Ableism was first a movement for people who were discriminated against by able-people, this was just a “physical” thing at first, however as the community grew and became more aware of the discrimination people with mental illness and neurological conditions faced, the movement merged with what was known as sanism, so that there was no difference made between physical and mental as we try and educate people that mental/neurological, is also physical as it causes so many physical problems for its sufferers. With more and more research being done within these fields, we now know that physical differences can be seen in peoples brains who have mental illness as well as certain conditions such as PTSD (which I have) can cause physical pain, and is considered neurological damage.
This is why when she tried to educate me on my own discrimination it felt so isolating and cruel. There is no hate for Laura and her blog, all I wish she could have done is taken a moment to listen to me, understand where I was coming from and possibly check her own privilege over the matter.
Never would I tell someone to not post something, but rather to think before posting, and if you don’t care about upsetting the cause then own this too. Don’t pretend to be a champion for us when you stigmatise us with your own language.
All I had to do was un-follow and move on, however before moving on, my voice had to be heard and my cause had to be fought.
The last comments before she blocked me were that she felt sorry for me. Another terrible thing to say to someone with disabilities, in no way do I need anyone to feel sorry for me, especially when it is said with disdain.
All I and others want in our community is less discrimination, stigma, marginalisation and the chance to be the voice of our own lives.

As an example let us dissect what “crackpot” actually means and how it has been used against the mentally ill and those with neurological damage and injury.

‘crackpot’ is a shortened form of ‘cracked-pot’, which splits into its constituent parts, cracked and pot.

Cracked:

Cracked is itself a shortening of ‘brain-cracked’ (or cracked-brained’). ‘Cracked’ simply meant ‘impaired’; ‘faulty’. Both of these terms were current in the 17th century. For instance:

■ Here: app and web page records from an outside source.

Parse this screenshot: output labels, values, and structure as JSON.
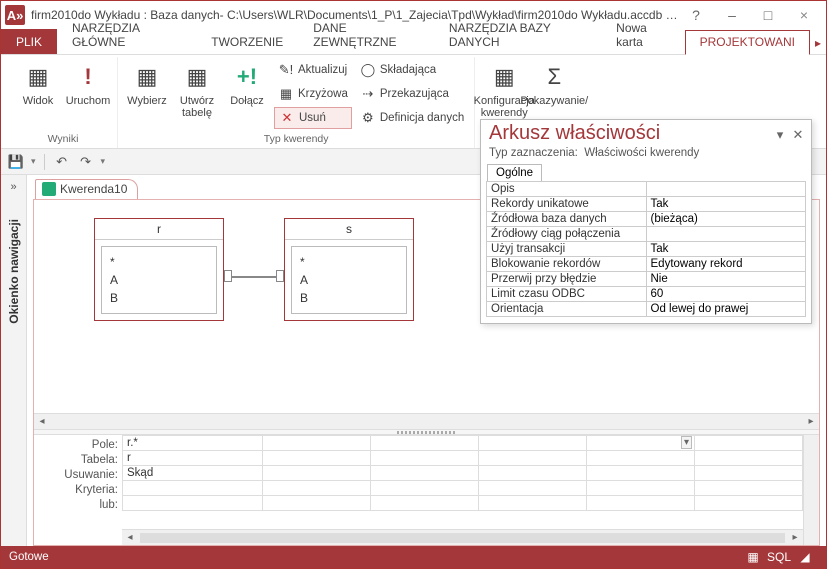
{
  "titlebar": {
    "app_icon_text": "A»",
    "title": "firm2010do Wykładu : Baza danych- C:\\Users\\WLR\\Documents\\1_P\\1_Zajecia\\Tpd\\Wykład\\firm2010do Wykładu.accdb (f...",
    "help": "?",
    "min": "–",
    "max": "□",
    "close": "×"
  },
  "tabs": {
    "file": "PLIK",
    "t1": "NARZĘDZIA GŁÓWNE",
    "t2": "TWORZENIE",
    "t3": "DANE ZEWNĘTRZNE",
    "t4": "NARZĘDZIA BAZY DANYCH",
    "t5": "Nowa karta",
    "t6": "PROJEKTOWANI"
  },
  "ribbon": {
    "g1": {
      "label": "Wyniki",
      "widok": "Widok",
      "uruchom": "Uruchom"
    },
    "g2": {
      "wybierz": "Wybierz",
      "utworz": "Utwórz tabelę",
      "dolacz": "Dołącz",
      "aktualizuj": "Aktualizuj",
      "krzyzowa": "Krzyżowa",
      "usun": "Usuń",
      "skladajaca": "Składająca",
      "przekazujaca": "Przekazująca",
      "definicja": "Definicja danych",
      "label": "Typ kwerendy"
    },
    "g3": {
      "konfig": "Konfiguracja kwerendy",
      "pokaz": "Pokazywanie/"
    }
  },
  "nav": {
    "label": "Okienko nawigacji"
  },
  "doc_tab": "Kwerenda10",
  "tables": {
    "r": {
      "name": "r",
      "f0": "*",
      "f1": "A",
      "f2": "B"
    },
    "s": {
      "name": "s",
      "f0": "*",
      "f1": "A",
      "f2": "B"
    }
  },
  "gridlabels": {
    "pole": "Pole:",
    "tabela": "Tabela:",
    "usuwanie": "Usuwanie:",
    "kryteria": "Kryteria:",
    "lub": "lub:"
  },
  "gridvals": {
    "pole": "r.*",
    "tabela": "r",
    "usuwanie": "Skąd"
  },
  "prop": {
    "title": "Arkusz właściwości",
    "sub_label": "Typ zaznaczenia:",
    "sub_value": "Właściwości kwerendy",
    "tab": "Ogólne",
    "rows": [
      {
        "k": "Opis",
        "v": ""
      },
      {
        "k": "Rekordy unikatowe",
        "v": "Tak"
      },
      {
        "k": "Źródłowa baza danych",
        "v": "(bieżąca)"
      },
      {
        "k": "Źródłowy ciąg połączenia",
        "v": ""
      },
      {
        "k": "Użyj transakcji",
        "v": "Tak"
      },
      {
        "k": "Blokowanie rekordów",
        "v": "Edytowany rekord"
      },
      {
        "k": "Przerwij przy błędzie",
        "v": "Nie"
      },
      {
        "k": "Limit czasu ODBC",
        "v": "60"
      },
      {
        "k": "Orientacja",
        "v": "Od lewej do prawej"
      }
    ]
  },
  "status": {
    "text": "Gotowe",
    "sql": "SQL"
  }
}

In John Canne’s A Necessity of Separation from the Church of England, 1634, we find:

If Mr. Bradshaw had found such a reason in Mr, Johnson’s writing, he would surely have called idle head, cracked-brained, fool etc.

Pot:

In the Middle Ages, ‘pot’ was used to mean ‘skull’ or ‘head’; for example, this piece from Guy de Chauliac’s translation of Grande Chirurgie, circa 1425:

Ye pot of ye heued

So, a ‘cracked pot’ was a ‘faulty head’ and crackpot is synonymous with our more recent terms ‘numbskull’, ‘blockhead’, ‘brain-dead’ etc.


Further Reading:

Here is some further information on the continued discrimination of the mentally ill depicted and perpetuated trough media:

 These key facts and statistics about mental health problems can help to challenge the myths that can contribute to the stigma that many people still face.

http://www.time-to-change.org.uk/mental-health-statistics-facts

And here is a great list of things which need to change and I suggest anyone who is unfamiliar with this movement and issue read this too:

https://mic.com/articles/121653/6-forms-of-ableism-we-need-to-retire-immediately#.LB7ZlAV1C

Upworthy-MEME